Exercise
Lines below containing the word "this" should be copied out.

Records contained in a dataset

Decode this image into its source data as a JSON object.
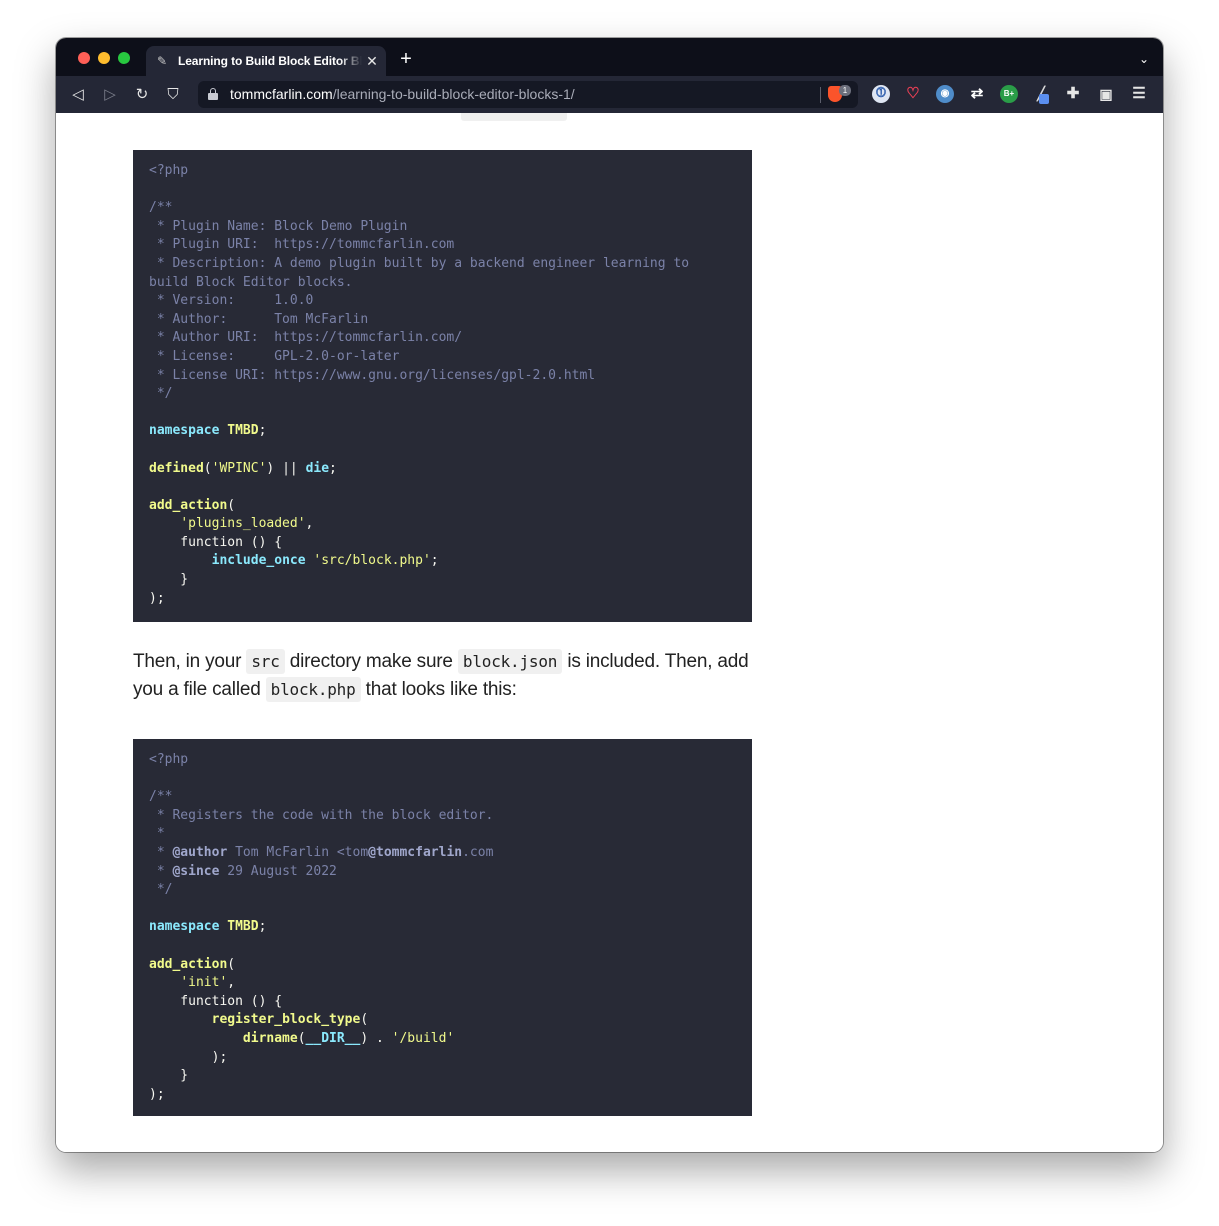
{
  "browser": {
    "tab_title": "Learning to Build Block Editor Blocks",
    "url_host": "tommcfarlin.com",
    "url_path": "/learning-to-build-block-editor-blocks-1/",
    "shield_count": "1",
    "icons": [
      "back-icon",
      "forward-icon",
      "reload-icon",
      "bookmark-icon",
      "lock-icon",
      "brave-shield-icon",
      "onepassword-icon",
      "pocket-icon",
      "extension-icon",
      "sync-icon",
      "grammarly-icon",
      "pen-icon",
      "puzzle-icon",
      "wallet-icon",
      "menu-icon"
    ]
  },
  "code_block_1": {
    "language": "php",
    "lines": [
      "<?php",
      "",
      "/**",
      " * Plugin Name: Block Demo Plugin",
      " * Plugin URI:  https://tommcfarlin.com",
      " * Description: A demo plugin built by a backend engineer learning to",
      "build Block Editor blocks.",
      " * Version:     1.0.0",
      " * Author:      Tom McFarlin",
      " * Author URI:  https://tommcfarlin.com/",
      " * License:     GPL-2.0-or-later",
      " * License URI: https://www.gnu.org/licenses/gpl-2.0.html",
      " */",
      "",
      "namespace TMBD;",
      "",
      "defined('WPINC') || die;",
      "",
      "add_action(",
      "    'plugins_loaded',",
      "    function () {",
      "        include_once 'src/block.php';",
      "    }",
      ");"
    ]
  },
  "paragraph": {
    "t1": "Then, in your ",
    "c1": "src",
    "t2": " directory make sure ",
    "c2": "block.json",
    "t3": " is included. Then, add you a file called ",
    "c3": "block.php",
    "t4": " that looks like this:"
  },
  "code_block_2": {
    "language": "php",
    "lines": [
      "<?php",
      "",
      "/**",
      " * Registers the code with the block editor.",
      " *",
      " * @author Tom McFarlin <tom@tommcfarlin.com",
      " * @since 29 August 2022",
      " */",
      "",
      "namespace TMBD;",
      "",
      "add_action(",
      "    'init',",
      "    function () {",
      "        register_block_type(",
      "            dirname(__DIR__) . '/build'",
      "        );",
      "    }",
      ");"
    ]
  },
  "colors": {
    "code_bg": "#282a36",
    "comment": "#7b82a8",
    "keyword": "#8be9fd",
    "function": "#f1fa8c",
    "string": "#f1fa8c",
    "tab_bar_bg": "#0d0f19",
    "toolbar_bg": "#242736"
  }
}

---

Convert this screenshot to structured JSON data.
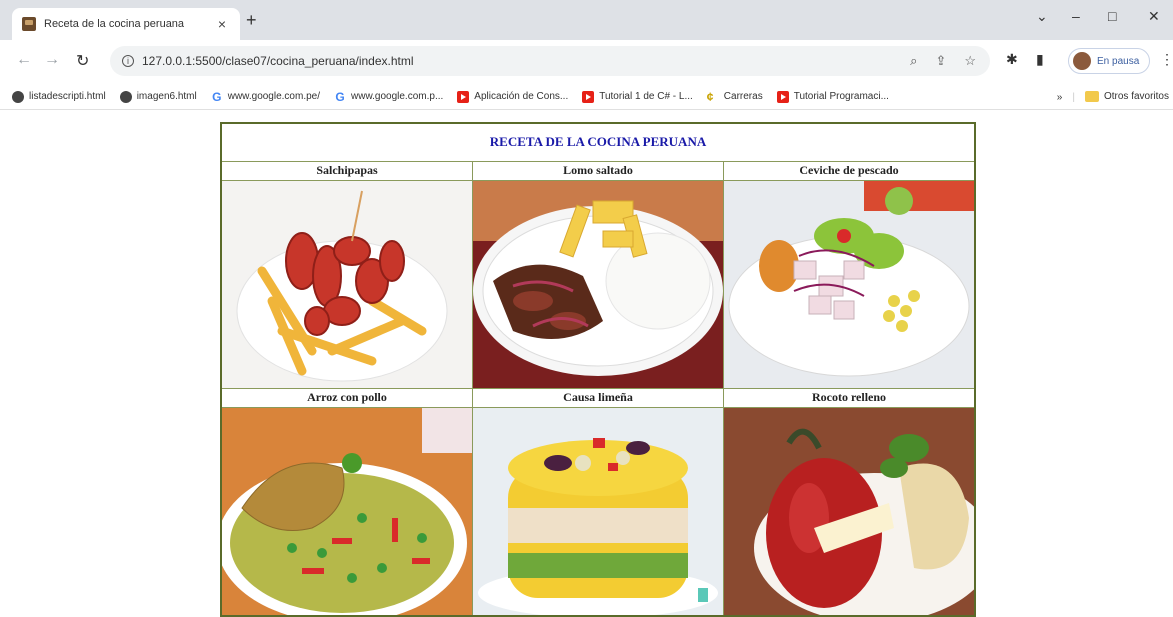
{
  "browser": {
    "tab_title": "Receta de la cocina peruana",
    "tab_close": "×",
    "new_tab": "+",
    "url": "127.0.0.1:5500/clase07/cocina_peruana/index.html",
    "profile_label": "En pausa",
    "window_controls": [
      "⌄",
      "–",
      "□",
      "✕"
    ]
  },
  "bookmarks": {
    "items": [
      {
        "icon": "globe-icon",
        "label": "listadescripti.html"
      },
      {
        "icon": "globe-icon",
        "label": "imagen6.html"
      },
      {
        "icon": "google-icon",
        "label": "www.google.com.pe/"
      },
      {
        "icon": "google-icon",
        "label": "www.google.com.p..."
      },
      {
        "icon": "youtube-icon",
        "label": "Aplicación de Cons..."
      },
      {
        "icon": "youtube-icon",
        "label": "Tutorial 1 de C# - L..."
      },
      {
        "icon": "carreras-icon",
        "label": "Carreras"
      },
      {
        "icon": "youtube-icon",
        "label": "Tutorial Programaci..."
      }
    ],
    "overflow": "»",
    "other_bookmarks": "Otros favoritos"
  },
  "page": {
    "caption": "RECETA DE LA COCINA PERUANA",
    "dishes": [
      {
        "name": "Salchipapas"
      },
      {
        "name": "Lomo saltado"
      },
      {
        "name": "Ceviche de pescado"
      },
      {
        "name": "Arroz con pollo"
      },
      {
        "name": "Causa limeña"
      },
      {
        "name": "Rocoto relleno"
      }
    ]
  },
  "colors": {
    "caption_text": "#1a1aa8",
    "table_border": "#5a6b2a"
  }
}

Written solution
Decode this image into its source data as a JSON object.
    "t4": " that looks like this:"
Convert this screenshot to structured JSON data.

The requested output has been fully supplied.